(Information provided Opens)

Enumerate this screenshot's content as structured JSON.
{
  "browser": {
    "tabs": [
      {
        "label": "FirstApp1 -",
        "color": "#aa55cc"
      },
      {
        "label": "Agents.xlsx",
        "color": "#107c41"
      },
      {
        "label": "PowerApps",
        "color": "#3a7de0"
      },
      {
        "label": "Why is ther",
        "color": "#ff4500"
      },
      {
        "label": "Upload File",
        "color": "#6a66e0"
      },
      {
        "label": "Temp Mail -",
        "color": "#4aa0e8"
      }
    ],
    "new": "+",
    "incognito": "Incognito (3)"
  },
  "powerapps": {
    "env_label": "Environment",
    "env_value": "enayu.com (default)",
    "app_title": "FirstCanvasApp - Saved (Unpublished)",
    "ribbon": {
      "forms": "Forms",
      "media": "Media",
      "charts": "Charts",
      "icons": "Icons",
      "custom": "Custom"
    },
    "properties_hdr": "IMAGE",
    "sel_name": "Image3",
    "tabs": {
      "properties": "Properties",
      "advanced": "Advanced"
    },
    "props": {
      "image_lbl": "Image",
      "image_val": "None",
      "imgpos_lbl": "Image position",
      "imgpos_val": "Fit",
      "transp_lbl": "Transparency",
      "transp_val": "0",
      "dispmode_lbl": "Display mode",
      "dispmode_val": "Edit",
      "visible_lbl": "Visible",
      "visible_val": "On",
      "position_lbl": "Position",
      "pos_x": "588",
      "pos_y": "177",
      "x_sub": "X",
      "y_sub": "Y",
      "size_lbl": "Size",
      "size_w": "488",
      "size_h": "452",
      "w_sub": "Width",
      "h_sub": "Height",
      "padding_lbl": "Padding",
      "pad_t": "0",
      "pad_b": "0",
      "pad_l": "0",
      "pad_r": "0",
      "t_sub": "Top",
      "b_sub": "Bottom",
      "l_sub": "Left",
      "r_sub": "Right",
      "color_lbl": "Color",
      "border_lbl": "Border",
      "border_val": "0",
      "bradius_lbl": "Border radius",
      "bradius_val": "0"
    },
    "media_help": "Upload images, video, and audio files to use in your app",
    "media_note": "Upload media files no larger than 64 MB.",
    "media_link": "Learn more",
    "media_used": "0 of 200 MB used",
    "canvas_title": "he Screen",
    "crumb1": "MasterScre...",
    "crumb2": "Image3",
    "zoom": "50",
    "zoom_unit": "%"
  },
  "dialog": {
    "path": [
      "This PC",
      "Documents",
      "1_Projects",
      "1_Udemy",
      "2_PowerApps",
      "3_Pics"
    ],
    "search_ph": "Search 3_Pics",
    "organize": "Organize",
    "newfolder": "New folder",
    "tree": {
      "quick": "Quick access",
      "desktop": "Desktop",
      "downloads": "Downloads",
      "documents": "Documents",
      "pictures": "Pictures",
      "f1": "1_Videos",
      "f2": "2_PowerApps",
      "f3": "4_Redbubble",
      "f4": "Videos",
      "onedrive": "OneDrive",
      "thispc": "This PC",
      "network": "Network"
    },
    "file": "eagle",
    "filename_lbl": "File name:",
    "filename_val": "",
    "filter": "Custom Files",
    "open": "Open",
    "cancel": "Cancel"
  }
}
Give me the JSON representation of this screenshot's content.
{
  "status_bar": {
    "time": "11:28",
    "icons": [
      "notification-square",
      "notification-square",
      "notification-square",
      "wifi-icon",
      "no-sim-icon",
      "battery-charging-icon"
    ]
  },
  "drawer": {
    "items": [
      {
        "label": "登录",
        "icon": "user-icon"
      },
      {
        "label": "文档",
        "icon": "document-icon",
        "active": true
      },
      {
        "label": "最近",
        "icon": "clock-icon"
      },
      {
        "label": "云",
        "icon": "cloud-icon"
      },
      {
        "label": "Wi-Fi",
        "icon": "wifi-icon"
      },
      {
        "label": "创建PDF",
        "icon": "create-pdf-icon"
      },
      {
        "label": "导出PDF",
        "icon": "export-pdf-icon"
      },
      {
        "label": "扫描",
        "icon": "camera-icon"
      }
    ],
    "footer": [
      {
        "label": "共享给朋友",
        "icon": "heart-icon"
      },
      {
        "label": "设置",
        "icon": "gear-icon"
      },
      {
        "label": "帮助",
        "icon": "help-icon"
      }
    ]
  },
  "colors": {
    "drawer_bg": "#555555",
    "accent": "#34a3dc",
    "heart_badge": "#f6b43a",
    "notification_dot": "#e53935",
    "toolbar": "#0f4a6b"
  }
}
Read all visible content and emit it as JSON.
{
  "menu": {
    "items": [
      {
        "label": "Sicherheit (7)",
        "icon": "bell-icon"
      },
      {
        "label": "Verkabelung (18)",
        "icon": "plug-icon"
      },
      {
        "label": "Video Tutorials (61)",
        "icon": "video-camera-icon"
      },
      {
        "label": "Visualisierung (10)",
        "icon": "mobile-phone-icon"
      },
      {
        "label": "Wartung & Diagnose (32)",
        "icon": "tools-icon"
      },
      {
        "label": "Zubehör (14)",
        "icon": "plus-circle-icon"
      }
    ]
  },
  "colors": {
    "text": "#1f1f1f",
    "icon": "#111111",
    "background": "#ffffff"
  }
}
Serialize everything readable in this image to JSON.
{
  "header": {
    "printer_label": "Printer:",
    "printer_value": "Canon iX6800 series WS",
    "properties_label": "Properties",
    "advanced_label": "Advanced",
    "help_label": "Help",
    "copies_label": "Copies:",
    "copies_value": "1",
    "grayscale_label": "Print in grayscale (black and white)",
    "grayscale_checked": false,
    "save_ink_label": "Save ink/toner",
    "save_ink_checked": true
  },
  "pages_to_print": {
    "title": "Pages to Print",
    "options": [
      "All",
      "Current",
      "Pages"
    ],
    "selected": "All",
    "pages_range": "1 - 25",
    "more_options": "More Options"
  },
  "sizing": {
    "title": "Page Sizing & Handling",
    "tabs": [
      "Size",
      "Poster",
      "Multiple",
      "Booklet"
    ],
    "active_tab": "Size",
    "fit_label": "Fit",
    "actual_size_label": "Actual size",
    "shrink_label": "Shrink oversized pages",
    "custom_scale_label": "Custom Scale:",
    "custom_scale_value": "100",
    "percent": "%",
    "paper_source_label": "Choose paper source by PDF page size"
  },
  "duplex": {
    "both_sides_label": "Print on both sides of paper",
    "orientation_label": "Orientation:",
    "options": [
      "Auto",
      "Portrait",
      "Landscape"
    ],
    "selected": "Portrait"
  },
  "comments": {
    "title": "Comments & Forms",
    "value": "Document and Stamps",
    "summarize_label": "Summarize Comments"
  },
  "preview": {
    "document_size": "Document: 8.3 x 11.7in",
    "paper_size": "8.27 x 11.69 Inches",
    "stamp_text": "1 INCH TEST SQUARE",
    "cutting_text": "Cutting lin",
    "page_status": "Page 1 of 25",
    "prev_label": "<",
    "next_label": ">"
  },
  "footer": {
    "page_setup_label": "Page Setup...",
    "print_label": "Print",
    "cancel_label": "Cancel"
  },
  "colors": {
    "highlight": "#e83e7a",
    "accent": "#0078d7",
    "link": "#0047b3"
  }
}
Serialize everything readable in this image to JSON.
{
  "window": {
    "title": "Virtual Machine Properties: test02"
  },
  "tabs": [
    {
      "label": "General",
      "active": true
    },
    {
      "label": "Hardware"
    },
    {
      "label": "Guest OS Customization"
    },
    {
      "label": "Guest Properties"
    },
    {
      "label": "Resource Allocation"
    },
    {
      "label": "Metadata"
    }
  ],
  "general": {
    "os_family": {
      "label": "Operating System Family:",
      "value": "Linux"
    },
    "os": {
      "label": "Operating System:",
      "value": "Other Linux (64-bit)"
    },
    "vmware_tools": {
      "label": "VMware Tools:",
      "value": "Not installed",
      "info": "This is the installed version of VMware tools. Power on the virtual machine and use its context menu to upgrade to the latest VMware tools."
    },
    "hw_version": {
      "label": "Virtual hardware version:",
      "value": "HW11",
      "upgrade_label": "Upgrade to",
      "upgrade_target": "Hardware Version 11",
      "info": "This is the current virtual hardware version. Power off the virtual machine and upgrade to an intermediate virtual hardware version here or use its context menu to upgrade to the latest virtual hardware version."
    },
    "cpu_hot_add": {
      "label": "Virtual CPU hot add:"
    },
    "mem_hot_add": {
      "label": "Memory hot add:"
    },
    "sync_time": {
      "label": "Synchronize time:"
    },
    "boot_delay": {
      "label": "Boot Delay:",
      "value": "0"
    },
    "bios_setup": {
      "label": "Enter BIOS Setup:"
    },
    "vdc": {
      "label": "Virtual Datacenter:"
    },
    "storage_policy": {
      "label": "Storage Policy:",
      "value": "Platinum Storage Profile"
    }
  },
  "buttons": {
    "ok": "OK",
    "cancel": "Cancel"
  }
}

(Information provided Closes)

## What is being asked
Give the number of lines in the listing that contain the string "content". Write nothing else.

## Result for this exercise
3